(SOURCE MATERIAL begins)

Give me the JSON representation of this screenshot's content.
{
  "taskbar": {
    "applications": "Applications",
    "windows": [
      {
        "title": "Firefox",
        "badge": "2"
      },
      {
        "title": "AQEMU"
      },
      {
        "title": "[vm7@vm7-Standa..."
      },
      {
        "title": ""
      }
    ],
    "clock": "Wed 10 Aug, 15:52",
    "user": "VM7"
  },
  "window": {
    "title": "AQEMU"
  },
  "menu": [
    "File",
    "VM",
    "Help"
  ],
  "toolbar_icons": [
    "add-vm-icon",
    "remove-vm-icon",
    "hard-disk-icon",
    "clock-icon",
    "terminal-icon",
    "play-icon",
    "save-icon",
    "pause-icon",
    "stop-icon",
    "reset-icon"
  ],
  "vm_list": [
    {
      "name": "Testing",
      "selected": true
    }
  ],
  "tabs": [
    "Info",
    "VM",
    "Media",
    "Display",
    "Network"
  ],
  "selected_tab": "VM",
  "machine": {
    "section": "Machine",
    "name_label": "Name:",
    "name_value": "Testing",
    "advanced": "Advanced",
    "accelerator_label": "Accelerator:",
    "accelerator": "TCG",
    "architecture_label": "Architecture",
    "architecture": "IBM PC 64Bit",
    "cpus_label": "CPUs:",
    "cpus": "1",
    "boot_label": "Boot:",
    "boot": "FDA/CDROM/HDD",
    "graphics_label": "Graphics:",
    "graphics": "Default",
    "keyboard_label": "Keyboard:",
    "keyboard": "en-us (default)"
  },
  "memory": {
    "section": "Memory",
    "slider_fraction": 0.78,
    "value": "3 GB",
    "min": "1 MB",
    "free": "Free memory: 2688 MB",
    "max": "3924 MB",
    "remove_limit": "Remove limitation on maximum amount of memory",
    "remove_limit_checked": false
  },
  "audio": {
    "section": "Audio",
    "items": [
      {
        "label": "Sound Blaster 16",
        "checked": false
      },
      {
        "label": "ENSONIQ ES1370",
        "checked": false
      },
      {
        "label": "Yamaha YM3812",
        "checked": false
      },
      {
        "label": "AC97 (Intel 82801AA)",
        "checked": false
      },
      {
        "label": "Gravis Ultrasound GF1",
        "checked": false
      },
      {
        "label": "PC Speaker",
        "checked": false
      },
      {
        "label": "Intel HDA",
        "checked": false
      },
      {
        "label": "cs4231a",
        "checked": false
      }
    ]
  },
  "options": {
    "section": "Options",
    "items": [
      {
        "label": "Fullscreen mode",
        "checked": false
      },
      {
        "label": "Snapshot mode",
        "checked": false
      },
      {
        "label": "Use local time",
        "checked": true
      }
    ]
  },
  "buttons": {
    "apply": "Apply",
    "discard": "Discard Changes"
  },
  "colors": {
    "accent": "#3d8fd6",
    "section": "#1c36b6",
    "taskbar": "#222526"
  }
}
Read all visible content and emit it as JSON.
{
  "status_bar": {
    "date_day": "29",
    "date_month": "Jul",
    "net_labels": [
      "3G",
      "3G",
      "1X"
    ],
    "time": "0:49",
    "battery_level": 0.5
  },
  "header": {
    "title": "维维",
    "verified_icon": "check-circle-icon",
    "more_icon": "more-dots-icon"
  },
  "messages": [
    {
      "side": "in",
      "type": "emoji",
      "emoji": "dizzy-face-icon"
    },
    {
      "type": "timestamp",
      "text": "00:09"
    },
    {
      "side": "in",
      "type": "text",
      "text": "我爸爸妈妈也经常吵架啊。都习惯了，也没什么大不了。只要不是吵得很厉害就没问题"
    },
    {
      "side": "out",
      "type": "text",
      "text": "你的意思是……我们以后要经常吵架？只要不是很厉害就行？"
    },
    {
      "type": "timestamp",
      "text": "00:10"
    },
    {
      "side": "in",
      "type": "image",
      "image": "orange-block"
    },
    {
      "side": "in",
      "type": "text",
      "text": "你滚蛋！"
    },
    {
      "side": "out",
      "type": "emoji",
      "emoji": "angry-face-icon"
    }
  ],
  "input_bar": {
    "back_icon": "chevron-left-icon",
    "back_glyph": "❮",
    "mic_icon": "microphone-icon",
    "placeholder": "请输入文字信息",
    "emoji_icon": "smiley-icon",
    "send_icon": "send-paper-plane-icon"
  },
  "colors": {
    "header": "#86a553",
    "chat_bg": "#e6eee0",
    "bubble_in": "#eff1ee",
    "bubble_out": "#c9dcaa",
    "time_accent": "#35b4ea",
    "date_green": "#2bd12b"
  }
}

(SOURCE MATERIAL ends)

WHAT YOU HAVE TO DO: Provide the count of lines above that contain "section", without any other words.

TASK SOLUTION: 5